They call me ‘shoe cream’… Puff cake blues.



Les choux à la crème are probably the most successful French cake in Japan. Chou was easy to pronounce, but à la crème was too long. Everybody knew that meant cream. So the name became シュークリーム shu-kuri-mu chou cream, which is also how they say “shoe cream”.

Well we can see them everywhere from the luxury hotel tea room to the discount kombini (convenience store). They can be extraordinary, great, good, meh, abominable. The choice is huge. Some stands prepare them fresh all day.
I still find home-made fresher.

First let’s make the little choux. Then a cream at local taste including anko (azuki bean sweet paste) an ingredient borrowed from wagashi (Japanese tea sweets).


Simple, 125 g of water, 25 g of oil, 80 g of flour. I included about 2 eggs, a little vanilla extract and sugar.


Baked at 200 degrees, 25 minutes.


I really love the inside still wet. So I don’t fill them, I keep the cream on the side.


I passed boiled azuki beans through a sieve to get the creamy texture, added sugar and a little brandy. That’s koshian (‘passed’ bean paste, recipe here). More about it here.


The whip (here veg’) plus anko bean paste mix. It is very popular now.


Chou caramelisé. Roses of cabbage.

A variaton of chou braisé, or how the shape changes everything.

The heart part of a cabbage, cut in thick slices. I slightly oiled the pan and sprinkle very little sugar on both sides of slices. Cooked them slowly, not too long. Flipped to caramelize the other side.

reduction de vinaigre balsamic ?

I cleaned the pan with balsamic, added a little salt. Poured on the cabbages on the plate.

Spare parts…

Served with kare udon. They could be a side in all types of meal.

Sweet, crunchy,mmmm….

Cygne et choux, puffy swan

Cygne is the name of this cake, it’s swan in French. I need to precise as mine could be a turkey as well… It’s kitsch like an after-school salon de thé visit with granny. They were proposing those when I was a kid…

Kat of The Bobwhites was our August 2012 Daring Baker hostess who inspired us to have fun in creating pate a choux shapes, filled with crème patisserie or Chantilly cream. We were encouraged to create swans or any shape we wanted and to go crazy with filling flavors allowing our creativity to go wild!

BTW, I’ve opened a Daring Baker Pinterest Board. Mostly my posts now, but I’ll add others’ progressively.

So, let’s go, mon chou. The recipe is already here (click on text) :

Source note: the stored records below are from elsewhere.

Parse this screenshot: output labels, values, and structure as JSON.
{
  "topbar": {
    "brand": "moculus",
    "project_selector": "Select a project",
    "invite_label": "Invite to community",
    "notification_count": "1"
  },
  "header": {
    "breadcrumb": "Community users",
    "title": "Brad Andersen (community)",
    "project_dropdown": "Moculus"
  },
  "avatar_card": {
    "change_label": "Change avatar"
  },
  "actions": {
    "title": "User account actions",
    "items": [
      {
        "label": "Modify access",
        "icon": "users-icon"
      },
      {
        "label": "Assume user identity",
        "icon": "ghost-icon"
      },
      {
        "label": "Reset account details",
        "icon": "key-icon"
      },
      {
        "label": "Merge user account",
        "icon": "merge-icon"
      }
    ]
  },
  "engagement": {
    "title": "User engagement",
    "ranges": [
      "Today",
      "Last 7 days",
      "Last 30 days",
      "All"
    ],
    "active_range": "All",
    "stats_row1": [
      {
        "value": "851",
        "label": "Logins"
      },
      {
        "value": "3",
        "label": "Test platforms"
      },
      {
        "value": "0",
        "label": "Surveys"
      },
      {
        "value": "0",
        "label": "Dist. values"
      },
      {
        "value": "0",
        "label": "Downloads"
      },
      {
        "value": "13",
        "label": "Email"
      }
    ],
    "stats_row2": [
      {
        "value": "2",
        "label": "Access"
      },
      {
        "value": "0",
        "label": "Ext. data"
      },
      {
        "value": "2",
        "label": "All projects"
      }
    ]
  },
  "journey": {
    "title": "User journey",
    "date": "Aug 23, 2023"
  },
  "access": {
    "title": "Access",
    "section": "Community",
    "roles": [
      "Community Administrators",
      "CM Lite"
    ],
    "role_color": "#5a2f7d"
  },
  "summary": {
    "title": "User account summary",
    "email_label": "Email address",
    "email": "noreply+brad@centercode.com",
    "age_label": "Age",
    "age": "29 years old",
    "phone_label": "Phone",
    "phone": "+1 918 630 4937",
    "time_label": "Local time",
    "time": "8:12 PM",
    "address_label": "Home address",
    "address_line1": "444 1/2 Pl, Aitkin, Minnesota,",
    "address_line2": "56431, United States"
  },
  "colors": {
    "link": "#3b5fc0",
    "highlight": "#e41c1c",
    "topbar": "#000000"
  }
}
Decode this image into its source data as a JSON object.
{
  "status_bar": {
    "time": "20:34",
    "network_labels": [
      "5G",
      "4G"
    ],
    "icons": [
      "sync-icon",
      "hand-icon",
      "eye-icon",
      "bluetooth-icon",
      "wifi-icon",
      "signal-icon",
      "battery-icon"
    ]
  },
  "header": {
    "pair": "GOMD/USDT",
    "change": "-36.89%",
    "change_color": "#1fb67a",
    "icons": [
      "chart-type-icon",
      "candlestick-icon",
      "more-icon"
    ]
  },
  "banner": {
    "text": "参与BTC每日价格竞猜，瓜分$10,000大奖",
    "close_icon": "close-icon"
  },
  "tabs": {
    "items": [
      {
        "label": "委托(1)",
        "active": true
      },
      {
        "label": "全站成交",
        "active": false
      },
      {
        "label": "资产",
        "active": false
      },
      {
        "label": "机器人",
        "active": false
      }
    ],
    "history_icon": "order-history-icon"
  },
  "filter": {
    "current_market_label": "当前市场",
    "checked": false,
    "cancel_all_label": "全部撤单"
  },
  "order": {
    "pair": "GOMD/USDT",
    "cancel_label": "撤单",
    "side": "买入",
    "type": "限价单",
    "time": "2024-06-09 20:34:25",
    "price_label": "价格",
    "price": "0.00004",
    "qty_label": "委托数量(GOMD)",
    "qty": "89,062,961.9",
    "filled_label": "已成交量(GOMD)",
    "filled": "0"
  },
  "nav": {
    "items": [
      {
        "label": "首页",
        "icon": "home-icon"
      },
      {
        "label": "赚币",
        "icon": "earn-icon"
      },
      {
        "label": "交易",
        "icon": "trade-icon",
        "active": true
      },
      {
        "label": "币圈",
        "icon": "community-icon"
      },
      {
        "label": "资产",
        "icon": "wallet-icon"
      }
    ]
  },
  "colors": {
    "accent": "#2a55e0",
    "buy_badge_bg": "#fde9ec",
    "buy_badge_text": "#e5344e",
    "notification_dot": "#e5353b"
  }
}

Well, the puffs. Very simple, I eyeball ingredients : water, oil, flour, eggs… a little salt, sugar, vanilla. I shape with the hands like a kid with playdo. So that doesn’t look pro.

I garnished them with Chantilly, vanilla flavored whipped cream (veg’ version), slightly colored in red.

Decorated with sugar.


La religieuse… de Pise. Pisa tower style…

The bad gag is those jewel sugar lose their color on the cream…

Choucroute rosée -Rosy Sauerkraut

Choucroute (the original name of Sauerkraut) is usually simmered in white wine. Here I used sake and a dash of red wine. I used bought canned unprepared choucroute and did the simmering and seasoning myself (using only what I like). That’s very good. You’ll see some again.

Did you know that Middle-Europe Sauerkraut and Korean kimchi had the same origine ? Basically, they are both salted and lactofermented “cabbages”.
Those Antique Hungarian-Mongol that ruled the world a long time ago split to go and bring the recipe East and West.

Seared chicken liver.

Napoleon’s hat and a canon ?

A canon ball ? Maybe you remember :

Le temps des cerises, the pickling season…